Return, from the data that follows, each line that holds the word "header".

(Saved data entries)
=======

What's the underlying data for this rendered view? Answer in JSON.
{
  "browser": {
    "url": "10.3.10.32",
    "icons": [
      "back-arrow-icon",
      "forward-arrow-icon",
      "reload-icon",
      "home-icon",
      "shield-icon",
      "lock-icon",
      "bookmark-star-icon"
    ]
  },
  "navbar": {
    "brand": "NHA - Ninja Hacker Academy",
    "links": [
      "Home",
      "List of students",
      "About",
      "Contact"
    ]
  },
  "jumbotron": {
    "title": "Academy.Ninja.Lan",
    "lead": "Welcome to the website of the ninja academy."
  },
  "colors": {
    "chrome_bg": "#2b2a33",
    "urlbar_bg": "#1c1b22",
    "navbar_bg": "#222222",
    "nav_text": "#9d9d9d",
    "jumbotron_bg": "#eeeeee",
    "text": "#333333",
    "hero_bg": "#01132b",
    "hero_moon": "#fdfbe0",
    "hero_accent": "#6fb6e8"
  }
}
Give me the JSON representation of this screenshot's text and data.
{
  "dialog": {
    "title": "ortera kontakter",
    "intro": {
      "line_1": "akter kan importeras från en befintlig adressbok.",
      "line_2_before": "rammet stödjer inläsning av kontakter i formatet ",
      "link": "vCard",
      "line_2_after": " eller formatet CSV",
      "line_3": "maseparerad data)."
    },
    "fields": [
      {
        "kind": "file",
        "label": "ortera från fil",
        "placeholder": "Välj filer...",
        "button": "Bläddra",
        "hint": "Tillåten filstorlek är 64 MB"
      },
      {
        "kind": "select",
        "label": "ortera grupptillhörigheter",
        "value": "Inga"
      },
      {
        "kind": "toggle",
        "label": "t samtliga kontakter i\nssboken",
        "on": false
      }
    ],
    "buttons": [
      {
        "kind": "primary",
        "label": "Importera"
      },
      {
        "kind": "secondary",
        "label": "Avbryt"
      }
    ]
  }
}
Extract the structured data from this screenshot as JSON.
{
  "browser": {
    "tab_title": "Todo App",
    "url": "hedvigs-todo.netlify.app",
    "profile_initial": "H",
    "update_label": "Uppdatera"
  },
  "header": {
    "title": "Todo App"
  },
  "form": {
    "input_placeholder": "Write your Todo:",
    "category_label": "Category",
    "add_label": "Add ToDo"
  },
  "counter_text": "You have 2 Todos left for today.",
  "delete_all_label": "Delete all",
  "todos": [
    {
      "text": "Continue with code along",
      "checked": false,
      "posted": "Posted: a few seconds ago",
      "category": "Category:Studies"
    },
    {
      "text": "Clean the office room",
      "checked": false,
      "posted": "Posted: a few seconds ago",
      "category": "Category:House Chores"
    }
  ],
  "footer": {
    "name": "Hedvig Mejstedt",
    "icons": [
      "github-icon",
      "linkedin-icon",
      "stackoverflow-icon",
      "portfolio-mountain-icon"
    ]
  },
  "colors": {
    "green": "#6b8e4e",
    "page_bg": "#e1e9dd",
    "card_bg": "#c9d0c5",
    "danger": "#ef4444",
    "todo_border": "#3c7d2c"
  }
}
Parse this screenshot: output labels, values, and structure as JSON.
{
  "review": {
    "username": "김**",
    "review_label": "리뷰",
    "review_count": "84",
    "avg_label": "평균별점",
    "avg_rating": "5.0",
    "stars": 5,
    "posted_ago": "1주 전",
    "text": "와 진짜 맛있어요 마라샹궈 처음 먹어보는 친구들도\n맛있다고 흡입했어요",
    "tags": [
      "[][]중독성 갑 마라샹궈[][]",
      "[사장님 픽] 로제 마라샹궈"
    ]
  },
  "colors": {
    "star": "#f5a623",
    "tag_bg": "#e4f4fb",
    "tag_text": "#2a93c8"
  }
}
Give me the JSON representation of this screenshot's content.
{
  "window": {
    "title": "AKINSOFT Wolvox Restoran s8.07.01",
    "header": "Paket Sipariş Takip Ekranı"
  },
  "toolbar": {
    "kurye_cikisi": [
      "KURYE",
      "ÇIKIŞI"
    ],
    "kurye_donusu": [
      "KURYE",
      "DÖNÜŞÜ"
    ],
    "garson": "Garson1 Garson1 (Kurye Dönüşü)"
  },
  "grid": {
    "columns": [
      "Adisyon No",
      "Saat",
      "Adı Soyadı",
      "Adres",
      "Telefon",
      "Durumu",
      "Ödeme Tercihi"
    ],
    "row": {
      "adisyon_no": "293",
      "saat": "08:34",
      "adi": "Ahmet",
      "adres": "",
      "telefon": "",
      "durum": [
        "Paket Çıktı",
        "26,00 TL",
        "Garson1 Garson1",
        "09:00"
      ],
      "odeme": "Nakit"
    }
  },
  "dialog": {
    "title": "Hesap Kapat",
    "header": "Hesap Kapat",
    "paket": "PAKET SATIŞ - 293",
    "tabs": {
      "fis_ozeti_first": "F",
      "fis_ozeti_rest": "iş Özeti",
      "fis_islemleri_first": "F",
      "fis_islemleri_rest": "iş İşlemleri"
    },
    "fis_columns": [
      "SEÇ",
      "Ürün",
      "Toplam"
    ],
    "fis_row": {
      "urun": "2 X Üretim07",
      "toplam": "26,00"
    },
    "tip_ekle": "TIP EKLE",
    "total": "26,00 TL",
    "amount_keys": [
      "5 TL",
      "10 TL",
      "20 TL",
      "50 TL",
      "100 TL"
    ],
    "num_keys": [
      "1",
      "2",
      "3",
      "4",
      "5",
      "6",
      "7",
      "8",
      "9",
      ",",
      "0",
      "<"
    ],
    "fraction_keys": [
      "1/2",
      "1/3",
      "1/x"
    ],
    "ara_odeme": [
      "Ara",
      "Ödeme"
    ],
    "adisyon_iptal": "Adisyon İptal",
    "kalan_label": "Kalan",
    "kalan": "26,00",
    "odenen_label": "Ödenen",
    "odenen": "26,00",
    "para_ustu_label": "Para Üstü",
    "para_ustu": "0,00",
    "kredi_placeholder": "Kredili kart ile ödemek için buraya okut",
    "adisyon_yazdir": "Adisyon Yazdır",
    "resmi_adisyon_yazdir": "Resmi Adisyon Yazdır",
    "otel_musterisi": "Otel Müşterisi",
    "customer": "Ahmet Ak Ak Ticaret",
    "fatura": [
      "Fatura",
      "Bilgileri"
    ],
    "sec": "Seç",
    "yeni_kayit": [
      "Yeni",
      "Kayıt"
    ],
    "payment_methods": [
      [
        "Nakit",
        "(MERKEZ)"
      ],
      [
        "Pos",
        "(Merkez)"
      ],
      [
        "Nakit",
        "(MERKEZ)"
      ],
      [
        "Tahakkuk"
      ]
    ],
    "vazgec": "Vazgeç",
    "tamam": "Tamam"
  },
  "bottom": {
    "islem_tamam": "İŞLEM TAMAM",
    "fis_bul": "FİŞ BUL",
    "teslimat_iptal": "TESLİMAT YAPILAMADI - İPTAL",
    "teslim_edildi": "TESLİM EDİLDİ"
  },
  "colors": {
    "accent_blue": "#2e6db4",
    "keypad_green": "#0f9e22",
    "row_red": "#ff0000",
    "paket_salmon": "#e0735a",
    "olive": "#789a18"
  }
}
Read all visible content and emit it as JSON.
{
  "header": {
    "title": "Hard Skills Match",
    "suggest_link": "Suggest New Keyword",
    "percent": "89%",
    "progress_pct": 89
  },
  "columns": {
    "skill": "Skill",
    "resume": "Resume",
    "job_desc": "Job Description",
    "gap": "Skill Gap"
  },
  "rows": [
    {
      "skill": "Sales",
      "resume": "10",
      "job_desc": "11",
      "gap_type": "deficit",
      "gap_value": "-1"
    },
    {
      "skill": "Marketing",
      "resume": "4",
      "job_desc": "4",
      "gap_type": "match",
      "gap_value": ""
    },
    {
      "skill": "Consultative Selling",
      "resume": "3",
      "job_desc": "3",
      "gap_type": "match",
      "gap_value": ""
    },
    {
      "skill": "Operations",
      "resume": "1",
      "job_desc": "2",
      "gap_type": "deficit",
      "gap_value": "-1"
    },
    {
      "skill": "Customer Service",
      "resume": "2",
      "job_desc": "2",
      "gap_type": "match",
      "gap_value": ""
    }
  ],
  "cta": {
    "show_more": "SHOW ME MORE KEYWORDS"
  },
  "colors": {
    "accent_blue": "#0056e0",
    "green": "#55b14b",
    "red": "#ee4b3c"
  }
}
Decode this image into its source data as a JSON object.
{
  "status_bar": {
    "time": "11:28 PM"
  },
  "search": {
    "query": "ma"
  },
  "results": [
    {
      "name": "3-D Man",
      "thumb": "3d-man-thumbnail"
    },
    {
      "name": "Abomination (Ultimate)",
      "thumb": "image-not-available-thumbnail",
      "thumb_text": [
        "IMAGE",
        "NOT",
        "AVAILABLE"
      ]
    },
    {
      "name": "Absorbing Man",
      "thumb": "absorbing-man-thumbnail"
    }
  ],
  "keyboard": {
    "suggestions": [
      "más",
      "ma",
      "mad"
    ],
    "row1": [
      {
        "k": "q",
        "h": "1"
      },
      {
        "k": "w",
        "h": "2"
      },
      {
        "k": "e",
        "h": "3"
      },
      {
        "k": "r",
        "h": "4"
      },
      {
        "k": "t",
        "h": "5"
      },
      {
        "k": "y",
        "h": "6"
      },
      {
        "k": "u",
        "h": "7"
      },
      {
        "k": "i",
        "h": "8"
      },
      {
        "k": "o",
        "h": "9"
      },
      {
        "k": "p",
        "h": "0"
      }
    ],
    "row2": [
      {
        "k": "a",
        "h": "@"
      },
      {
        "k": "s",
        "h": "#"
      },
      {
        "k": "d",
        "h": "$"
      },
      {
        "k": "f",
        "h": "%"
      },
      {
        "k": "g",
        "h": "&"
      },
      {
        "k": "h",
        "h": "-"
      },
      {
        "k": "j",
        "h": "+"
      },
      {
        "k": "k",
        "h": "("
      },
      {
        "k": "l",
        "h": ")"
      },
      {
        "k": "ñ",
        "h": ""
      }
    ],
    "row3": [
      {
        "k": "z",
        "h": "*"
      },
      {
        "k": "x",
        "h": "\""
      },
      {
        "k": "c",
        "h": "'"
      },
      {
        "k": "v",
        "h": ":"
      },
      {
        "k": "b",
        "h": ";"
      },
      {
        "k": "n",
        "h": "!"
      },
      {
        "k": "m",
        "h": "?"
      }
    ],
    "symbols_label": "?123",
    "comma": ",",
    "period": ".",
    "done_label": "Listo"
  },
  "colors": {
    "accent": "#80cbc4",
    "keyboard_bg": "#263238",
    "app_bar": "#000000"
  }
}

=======

YOUR SOLUTION –
  "header": {
    "header": "Paket Sipariş Takip Ekranı"
    "header": "Hesap Kapat",
  "header": {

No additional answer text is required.